Group’s net debt stands at €3.17 billion

Smurfit Kappa’s credit rating has been put on review for a potential upgrade by Moody’s in light of the cardboard box maker’s deal to buy US rival WestRock.

Moody’s said that while the almost 50:50 tie-up would increase the debt burden of Smurfit Kappa – which would be renamed Smurfit WestRock – it would result in a more geographically diversified business. Smurfit Kappa expects the combined earnings of the groups to improve as about $400 million (€374 million) of annual cost savings are targeted in the first year after the transaction is completed.

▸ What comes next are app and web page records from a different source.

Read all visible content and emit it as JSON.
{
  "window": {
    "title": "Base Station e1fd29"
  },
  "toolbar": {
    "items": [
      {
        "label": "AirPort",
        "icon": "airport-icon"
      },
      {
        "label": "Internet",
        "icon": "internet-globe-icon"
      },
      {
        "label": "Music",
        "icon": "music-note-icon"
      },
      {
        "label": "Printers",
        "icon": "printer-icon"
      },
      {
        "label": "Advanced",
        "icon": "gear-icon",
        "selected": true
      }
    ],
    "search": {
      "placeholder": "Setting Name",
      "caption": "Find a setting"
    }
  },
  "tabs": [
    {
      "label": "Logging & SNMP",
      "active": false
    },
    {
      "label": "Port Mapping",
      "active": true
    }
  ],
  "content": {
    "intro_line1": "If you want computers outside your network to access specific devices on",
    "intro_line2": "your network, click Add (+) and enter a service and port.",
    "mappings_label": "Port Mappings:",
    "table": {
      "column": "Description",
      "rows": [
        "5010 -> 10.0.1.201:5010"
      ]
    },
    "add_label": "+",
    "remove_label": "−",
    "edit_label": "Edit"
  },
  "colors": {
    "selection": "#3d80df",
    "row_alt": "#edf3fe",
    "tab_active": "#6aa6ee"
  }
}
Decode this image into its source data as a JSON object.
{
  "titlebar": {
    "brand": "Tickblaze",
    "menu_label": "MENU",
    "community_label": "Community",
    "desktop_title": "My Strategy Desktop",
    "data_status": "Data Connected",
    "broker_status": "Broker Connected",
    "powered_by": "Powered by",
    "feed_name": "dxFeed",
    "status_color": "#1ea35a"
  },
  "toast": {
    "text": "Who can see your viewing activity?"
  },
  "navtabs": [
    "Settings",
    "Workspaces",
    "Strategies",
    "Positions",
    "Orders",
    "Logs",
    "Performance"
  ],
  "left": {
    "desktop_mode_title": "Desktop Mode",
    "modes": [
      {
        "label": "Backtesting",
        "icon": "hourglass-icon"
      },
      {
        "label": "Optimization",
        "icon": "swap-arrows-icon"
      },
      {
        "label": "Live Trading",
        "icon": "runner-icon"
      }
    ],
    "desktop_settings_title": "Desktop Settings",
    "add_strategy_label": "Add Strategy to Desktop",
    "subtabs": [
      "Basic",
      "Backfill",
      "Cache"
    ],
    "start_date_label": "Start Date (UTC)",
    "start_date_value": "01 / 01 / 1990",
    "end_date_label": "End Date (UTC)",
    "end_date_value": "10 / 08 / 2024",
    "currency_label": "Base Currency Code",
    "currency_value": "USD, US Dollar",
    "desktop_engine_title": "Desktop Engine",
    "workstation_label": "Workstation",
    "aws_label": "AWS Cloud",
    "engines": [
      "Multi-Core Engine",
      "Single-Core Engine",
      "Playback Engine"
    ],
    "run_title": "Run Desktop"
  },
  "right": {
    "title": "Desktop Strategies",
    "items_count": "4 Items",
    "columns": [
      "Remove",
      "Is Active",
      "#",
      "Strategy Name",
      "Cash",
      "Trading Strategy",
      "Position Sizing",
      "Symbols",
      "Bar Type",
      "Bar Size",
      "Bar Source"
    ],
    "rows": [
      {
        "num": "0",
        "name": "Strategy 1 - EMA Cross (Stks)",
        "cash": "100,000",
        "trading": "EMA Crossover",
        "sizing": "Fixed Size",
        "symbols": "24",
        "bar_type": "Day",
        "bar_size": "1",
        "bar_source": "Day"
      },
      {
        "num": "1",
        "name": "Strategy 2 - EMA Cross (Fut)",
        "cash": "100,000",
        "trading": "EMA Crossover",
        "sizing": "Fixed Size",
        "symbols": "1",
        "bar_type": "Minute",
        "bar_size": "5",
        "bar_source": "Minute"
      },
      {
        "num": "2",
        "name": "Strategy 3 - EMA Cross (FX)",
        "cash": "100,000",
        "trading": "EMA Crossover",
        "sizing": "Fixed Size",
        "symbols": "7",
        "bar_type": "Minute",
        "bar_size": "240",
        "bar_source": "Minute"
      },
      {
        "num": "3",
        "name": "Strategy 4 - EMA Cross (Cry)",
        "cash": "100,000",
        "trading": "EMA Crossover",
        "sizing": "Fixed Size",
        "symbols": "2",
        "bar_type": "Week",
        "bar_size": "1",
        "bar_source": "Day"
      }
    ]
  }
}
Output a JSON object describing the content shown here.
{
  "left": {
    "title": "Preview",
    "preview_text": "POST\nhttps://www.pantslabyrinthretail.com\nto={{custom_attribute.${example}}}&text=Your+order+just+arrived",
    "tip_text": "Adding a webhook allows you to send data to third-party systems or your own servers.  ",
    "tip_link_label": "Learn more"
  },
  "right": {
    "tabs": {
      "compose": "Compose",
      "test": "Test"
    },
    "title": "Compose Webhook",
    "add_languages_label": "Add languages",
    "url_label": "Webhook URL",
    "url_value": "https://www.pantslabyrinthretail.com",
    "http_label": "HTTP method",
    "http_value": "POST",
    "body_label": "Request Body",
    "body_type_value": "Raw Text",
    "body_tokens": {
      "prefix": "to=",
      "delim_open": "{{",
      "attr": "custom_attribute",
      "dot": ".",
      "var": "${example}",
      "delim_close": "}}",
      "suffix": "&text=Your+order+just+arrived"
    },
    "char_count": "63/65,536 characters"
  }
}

Smurfit Kappa is currently rated Baa3 by Moody’s. This is the lowest investment-grade rating at the agency and is nine rungs below its top-notch AAA rating. WestRock is rated one step higher, even though it has a higher debt burden, relative to earnings.

Smurfit Kappa’s €3.17 billion net debt stood at 1.4 times the group’s earnings before interest, tax, depreciation and amortisation for the 12 months to June, compared with WestRock’s ratio of 2.5 times on its $9.46 billion net borrowings.


The combined debt ratio of the two companies, based on June figures, stands at 2.3 times. The combination is expected to close in the second quarter of next year, subject to approvals from shareholders and competition authorities.

“The combined entity will be the largest integrated corrugated and consumer packaging producer in the world with $34 billion in sales on pro-forma basis,” Moody’s noted. “Its regional and product diversification will also improve compared to SKG stand-alone position with 54 per cent of revenue coming from North America, 34 per cent Europe and 12 per cent Latin America going forward.”

However, benefits from an improved geographic spread will be partly offset by “weaker credit metrics” as a result of the higher debt ratio.

“Our rating review will also focus on the likelihood of obtaining regulatory and shareholder approvals,” it said. “We would expect that a potential upgrade would be limited to one notch upon conclusion of the review.”

Joe Brennan

Joe Brennan

Joe Brennan is Markets Correspondent of The Irish Times